A brand new paediatric neuro-science care centre is set to open as part of the Sydney Children’s Hospital Stage 1 redevelopment project, thanks to a further $50 million cash injection by the NSW Government.

The Neurosciences Comprehensive Care and Research Centre (NCCRC) will bring multidisciplinary clinicians and researchers together in a dedicated setting, which Dr Hugo Sampaio, Head of Neurology at Sydney Children’s Hospital, Randwick (SCH) says is one of the most exciting aspects offered by the new facility. The co-location of clinicians will allow for even greater translation of cutting edge research to treatment, supporting children with severe and complex neurological disorders.

Care for neurological patients has always been a collaborative effort between disciplines across our hospital. The ability to offer education, specialised pharmacy and novel drug therapies, the newest imaging, and also rehabilitation services in a purpose build facility will help us achieve the best possible outcomes for current and future patients with neurologic disorders.” Dr Hugo Sampaio, Head of Neurology, SCH.

Expected to open in 2025, the NCCRC will support children with a range of neurological conditions, like nine-year-old Ronan, who has made an incredible recovery after suffering a stroke at just five years of age.

Ronan was complaining of headaches which I thought was just a lack of water. Three weeks later we rushed Ronan to hospital where an emergency MRI showed that he was suffering from a major stroke – it was truly shocking, I didn’t think kids could have a stroke.” Amy, Ronan’s mum.

Around 600 Australian children suffer from stroke each year and more commonly doctors are realising a genetic cause to the life-threatening condition.
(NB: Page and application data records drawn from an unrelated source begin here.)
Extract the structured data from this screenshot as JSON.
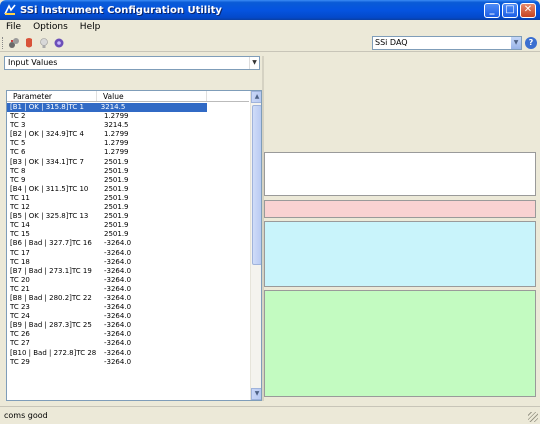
{
  "window": {
    "title": "SSi Instrument Configuration Utility",
    "minimize": "_",
    "maximize": "□",
    "close": "✕"
  },
  "menu": {
    "file": "File",
    "options": "Options",
    "help": "Help"
  },
  "toolbar": {
    "icons": [
      "connect-icon",
      "stop-icon",
      "bulb-icon",
      "settings-icon"
    ],
    "instrument_selected": "SSi DAQ",
    "help_icon": "?"
  },
  "left": {
    "view_selected": "Input Values",
    "columns": [
      "Parameter",
      "Value"
    ],
    "rows": [
      {
        "parameter": "[B1 | OK | 315.8]TC 1",
        "value": "3214.5",
        "selected": true
      },
      {
        "parameter": "TC 2",
        "value": "1.2799"
      },
      {
        "parameter": "TC 3",
        "value": "3214.5"
      },
      {
        "parameter": "[B2 | OK | 324.9]TC 4",
        "value": "1.2799"
      },
      {
        "parameter": "TC 5",
        "value": "1.2799"
      },
      {
        "parameter": "TC 6",
        "value": "1.2799"
      },
      {
        "parameter": "[B3 | OK | 334.1]TC 7",
        "value": "2501.9"
      },
      {
        "parameter": "TC 8",
        "value": "2501.9"
      },
      {
        "parameter": "TC 9",
        "value": "2501.9"
      },
      {
        "parameter": "[B4 | OK | 311.5]TC 10",
        "value": "2501.9"
      },
      {
        "parameter": "TC 11",
        "value": "2501.9"
      },
      {
        "parameter": "TC 12",
        "value": "2501.9"
      },
      {
        "parameter": "[B5 | OK | 325.8]TC 13",
        "value": "2501.9"
      },
      {
        "parameter": "TC 14",
        "value": "2501.9"
      },
      {
        "parameter": "TC 15",
        "value": "2501.9"
      },
      {
        "parameter": "[B6 | Bad | 327.7]TC 16",
        "value": "-3264.0"
      },
      {
        "parameter": "TC 17",
        "value": "-3264.0"
      },
      {
        "parameter": "TC 18",
        "value": "-3264.0"
      },
      {
        "parameter": "[B7 | Bad | 273.1]TC 19",
        "value": "-3264.0"
      },
      {
        "parameter": "TC 20",
        "value": "-3264.0"
      },
      {
        "parameter": "TC 21",
        "value": "-3264.0"
      },
      {
        "parameter": "[B8 | Bad | 280.2]TC 22",
        "value": "-3264.0"
      },
      {
        "parameter": "TC 23",
        "value": "-3264.0"
      },
      {
        "parameter": "TC 24",
        "value": "-3264.0"
      },
      {
        "parameter": "[B9 | Bad | 287.3]TC 25",
        "value": "-3264.0"
      },
      {
        "parameter": "TC 26",
        "value": "-3264.0"
      },
      {
        "parameter": "TC 27",
        "value": "-3264.0"
      },
      {
        "parameter": "[B10 | Bad | 272.8]TC 28",
        "value": "-3264.0"
      },
      {
        "parameter": "TC 29",
        "value": "-3264.0"
      }
    ]
  },
  "right": {
    "boxes": [
      {
        "name": "white-panel",
        "color": "#ffffff"
      },
      {
        "name": "pink-panel",
        "color": "#f9d2d2"
      },
      {
        "name": "cyan-panel",
        "color": "#c9f4fb"
      },
      {
        "name": "green-panel",
        "color": "#c3fbc1"
      }
    ]
  },
  "status": {
    "text": "coms good"
  },
  "colors": {
    "titlebar": "#0554e0",
    "selection": "#316ac5",
    "face": "#ece9d8"
  }
}
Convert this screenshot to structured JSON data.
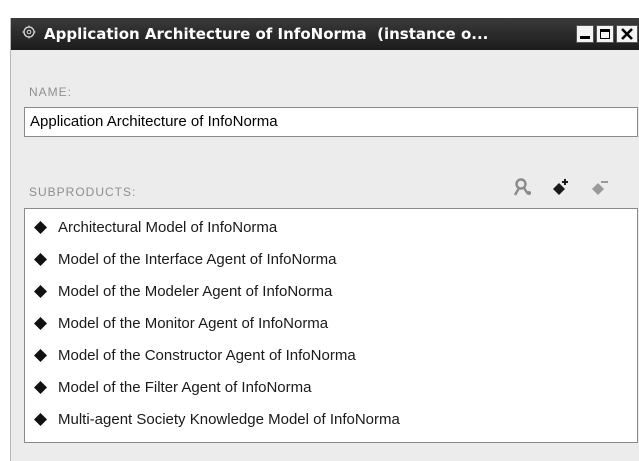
{
  "window": {
    "title": "Application Architecture of InfoNorma  (instance o...",
    "title_icon": "gear-icon",
    "controls": [
      "minimize-icon",
      "maximize-icon",
      "close-icon"
    ]
  },
  "name_section": {
    "label": "NAME:",
    "value": "Application Architecture of InfoNorma"
  },
  "subproducts": {
    "label": "SUBPRODUCTS:",
    "toolbar_icons": [
      "person-icon",
      "add-diamond-icon",
      "remove-diamond-icon"
    ],
    "item_icon": "diamond-icon",
    "items": [
      {
        "label": "Architectural Model of InfoNorma"
      },
      {
        "label": "Model of the Interface Agent of InfoNorma"
      },
      {
        "label": "Model of the Modeler Agent of InfoNorma"
      },
      {
        "label": "Model of the Monitor Agent of InfoNorma"
      },
      {
        "label": "Model of the Constructor Agent of InfoNorma"
      },
      {
        "label": "Model of the Filter Agent of InfoNorma"
      },
      {
        "label": "Multi-agent Society Knowledge Model of InfoNorma"
      }
    ]
  },
  "colors": {
    "titlebar": "#1c1c1c",
    "panel": "#ececec",
    "label_gray": "#8f8f8f",
    "icon_gray": "#8a8a8a"
  }
}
Even more children are cared for by the team for a wide range of neurological conditions and injuries. For Ronan, emergency brain surgery, specialist pharmaceutical support and genetic testing were all performed to better understand and treat his condition. While the underlying cause of his stroke remains unclear, he has made a miraculous recovery and with ongoing monitoring, treatment and rehabilitation, continues to improve every day.

NCCRC will include inpatient beds and ambulatory services and treat children with a range of conditions including complex epilepsy, neuromuscular disorders, cerebral palsy, dementia, neurodegenerative disorders, traumatic brain injury, brain tumours, rare diseases and stroke.

The new centre will form part of the $608 million Sydney Children’s Hospital Stage 1 and Children’s Comprehensive Cancer Centre redevelopment project. Planning and design will commence in the coming months with the redevelopment team and neurosciences department.

Learn more about the Sydney Children's Hospital Stage 1 Redevelopment project here.